Task objective:
Write out the data again in full, exactly as it reads.

Start of Data listing

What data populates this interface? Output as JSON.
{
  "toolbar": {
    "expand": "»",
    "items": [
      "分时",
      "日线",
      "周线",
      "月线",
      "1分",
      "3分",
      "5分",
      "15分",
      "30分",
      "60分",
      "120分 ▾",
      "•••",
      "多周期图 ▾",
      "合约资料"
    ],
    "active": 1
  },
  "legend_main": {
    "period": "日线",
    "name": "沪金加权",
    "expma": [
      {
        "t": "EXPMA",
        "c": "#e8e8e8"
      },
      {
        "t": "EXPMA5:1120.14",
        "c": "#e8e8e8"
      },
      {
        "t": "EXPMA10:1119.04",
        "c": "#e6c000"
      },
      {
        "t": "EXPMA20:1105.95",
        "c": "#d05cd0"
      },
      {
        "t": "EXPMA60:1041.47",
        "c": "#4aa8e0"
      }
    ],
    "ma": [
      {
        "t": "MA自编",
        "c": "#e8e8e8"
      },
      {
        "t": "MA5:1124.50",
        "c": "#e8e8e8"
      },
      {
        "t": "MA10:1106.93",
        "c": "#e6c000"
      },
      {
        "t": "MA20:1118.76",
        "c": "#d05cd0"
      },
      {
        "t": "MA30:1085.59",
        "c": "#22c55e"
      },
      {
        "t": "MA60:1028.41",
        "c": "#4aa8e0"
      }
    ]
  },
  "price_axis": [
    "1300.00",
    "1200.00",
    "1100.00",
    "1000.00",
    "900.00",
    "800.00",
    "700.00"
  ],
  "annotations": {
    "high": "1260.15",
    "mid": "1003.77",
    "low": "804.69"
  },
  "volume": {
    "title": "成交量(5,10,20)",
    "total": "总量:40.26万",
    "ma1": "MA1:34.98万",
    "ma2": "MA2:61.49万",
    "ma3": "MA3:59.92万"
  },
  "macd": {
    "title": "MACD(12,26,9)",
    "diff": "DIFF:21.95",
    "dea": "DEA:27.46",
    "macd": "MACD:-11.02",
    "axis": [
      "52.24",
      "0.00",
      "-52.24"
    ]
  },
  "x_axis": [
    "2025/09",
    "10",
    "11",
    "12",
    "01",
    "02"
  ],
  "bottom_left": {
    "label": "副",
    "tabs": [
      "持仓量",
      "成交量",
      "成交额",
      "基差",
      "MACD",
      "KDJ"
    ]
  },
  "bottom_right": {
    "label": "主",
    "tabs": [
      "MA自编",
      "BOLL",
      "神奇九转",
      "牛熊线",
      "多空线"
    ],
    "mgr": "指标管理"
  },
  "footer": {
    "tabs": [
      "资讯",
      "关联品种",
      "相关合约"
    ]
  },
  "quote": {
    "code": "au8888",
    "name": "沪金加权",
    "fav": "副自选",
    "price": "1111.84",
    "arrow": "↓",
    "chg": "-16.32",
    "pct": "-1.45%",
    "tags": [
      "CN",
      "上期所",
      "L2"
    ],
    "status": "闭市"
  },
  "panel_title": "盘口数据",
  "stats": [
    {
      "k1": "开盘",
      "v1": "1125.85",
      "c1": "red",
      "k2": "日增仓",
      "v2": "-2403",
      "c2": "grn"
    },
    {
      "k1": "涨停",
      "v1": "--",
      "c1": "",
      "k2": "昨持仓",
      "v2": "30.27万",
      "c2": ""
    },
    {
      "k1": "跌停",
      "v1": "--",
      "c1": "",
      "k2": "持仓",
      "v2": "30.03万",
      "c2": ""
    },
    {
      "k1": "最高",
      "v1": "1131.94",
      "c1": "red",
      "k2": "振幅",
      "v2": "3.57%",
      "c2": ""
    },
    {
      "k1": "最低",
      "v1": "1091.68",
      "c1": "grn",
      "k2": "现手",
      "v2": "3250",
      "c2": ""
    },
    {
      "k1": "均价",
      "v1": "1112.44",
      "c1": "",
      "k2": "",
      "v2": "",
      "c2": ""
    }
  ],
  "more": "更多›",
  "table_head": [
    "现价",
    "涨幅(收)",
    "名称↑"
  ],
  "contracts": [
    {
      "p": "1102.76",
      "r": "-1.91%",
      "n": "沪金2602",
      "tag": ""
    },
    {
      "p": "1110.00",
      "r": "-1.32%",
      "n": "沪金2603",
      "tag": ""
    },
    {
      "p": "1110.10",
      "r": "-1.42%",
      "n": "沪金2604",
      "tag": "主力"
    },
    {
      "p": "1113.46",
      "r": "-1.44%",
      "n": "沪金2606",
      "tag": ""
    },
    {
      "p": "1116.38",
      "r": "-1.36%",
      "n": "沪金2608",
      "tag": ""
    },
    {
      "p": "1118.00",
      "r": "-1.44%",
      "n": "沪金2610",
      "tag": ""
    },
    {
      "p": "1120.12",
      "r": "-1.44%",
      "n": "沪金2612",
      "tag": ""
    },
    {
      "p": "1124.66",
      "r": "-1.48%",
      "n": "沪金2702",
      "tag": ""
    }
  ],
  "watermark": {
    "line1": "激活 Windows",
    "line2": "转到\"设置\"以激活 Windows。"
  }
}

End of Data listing

Final answer:
What data populates this interface? Output as JSON.
{
  "toolbar": {
    "expand": "»",
    "items": [
      "分时",
      "日线",
      "周线",
      "月线",
      "1分",
      "3分",
      "5分",
      "15分",
      "30分",
      "60分",
      "120分 ▾",
      "•••",
      "多周期图 ▾",
      "合约资料"
    ],
    "active": 1
  },
  "legend_main": {
    "period": "日线",
    "name": "沪金加权",
    "expma": [
      {
        "t": "EXPMA",
        "c": "#e8e8e8"
      },
      {
        "t": "EXPMA5:1120.14",
        "c": "#e8e8e8"
      },
      {
        "t": "EXPMA10:1119.04",
        "c": "#e6c000"
      },
      {
        "t": "EXPMA20:1105.95",
        "c": "#d05cd0"
      },
      {
        "t": "EXPMA60:1041.47",
        "c": "#4aa8e0"
      }
    ],
    "ma": [
      {
        "t": "MA自编",
        "c": "#e8e8e8"
      },
      {
        "t": "MA5:1124.50",
        "c": "#e8e8e8"
      },
      {
        "t": "MA10:1106.93",
        "c": "#e6c000"
      },
      {
        "t": "MA20:1118.76",
        "c": "#d05cd0"
      },
      {
        "t": "MA30:1085.59",
        "c": "#22c55e"
      },
      {
        "t": "MA60:1028.41",
        "c": "#4aa8e0"
      }
    ]
  },
  "price_axis": [
    "1300.00",
    "1200.00",
    "1100.00",
    "1000.00",
    "900.00",
    "800.00",
    "700.00"
  ],
  "annotations": {
    "high": "1260.15",
    "mid": "1003.77",
    "low": "804.69"
  },
  "volume": {
    "title": "成交量(5,10,20)",
    "total": "总量:40.26万",
    "ma1": "MA1:34.98万",
    "ma2": "MA2:61.49万",
    "ma3": "MA3:59.92万"
  },
  "macd": {
    "title": "MACD(12,26,9)",
    "diff": "DIFF:21.95",
    "dea": "DEA:27.46",
    "macd": "MACD:-11.02",
    "axis": [
      "52.24",
      "0.00",
      "-52.24"
    ]
  },
  "x_axis": [
    "2025/09",
    "10",
    "11",
    "12",
    "01",
    "02"
  ],
  "bottom_left": {
    "label": "副",
    "tabs": [
      "持仓量",
      "成交量",
      "成交额",
      "基差",
      "MACD",
      "KDJ"
    ]
  },
  "bottom_right": {
    "label": "主",
    "tabs": [
      "MA自编",
      "BOLL",
      "神奇九转",
      "牛熊线",
      "多空线"
    ],
    "mgr": "指标管理"
  },
  "footer": {
    "tabs": [
      "资讯",
      "关联品种",
      "相关合约"
    ]
  },
  "quote": {
    "code": "au8888",
    "name": "沪金加权",
    "fav": "副自选",
    "price": "1111.84",
    "arrow": "↓",
    "chg": "-16.32",
    "pct": "-1.45%",
    "tags": [
      "CN",
      "上期所",
      "L2"
    ],
    "status": "闭市"
  },
  "panel_title": "盘口数据",
  "stats": [
    {
      "k1": "开盘",
      "v1": "1125.85",
      "c1": "red",
      "k2": "日增仓",
      "v2": "-2403",
      "c2": "grn"
    },
    {
      "k1": "涨停",
      "v1": "--",
      "c1": "",
      "k2": "昨持仓",
      "v2": "30.27万",
      "c2": ""
    },
    {
      "k1": "跌停",
      "v1": "--",
      "c1": "",
      "k2": "持仓",
      "v2": "30.03万",
      "c2": ""
    },
    {
      "k1": "最高",
      "v1": "1131.94",
      "c1": "red",
      "k2": "振幅",
      "v2": "3.57%",
      "c2": ""
    },
    {
      "k1": "最低",
      "v1": "1091.68",
      "c1": "grn",
      "k2": "现手",
      "v2": "3250",
      "c2": ""
    },
    {
      "k1": "均价",
      "v1": "1112.44",
      "c1": "",
      "k2": "",
      "v2": "",
      "c2": ""
    }
  ],
  "more": "更多›",
  "table_head": [
    "现价",
    "涨幅(收)",
    "名称↑"
  ],
  "contracts": [
    {
      "p": "1102.76",
      "r": "-1.91%",
      "n": "沪金2602",
      "tag": ""
    },
    {
      "p": "1110.00",
      "r": "-1.32%",
      "n": "沪金2603",
      "tag": ""
    },
    {
      "p": "1110.10",
      "r": "-1.42%",
      "n": "沪金2604",
      "tag": "主力"
    },
    {
      "p": "1113.46",
      "r": "-1.44%",
      "n": "沪金2606",
      "tag": ""
    },
    {
      "p": "1116.38",
      "r": "-1.36%",
      "n": "沪金2608",
      "tag": ""
    },
    {
      "p": "1118.00",
      "r": "-1.44%",
      "n": "沪金2610",
      "tag": ""
    },
    {
      "p": "1120.12",
      "r": "-1.44%",
      "n": "沪金2612",
      "tag": ""
    },
    {
      "p": "1124.66",
      "r": "-1.48%",
      "n": "沪金2702",
      "tag": ""
    }
  ],
  "watermark": {
    "line1": "激活 Windows",
    "line2": "转到\"设置\"以激活 Windows。"
  }
}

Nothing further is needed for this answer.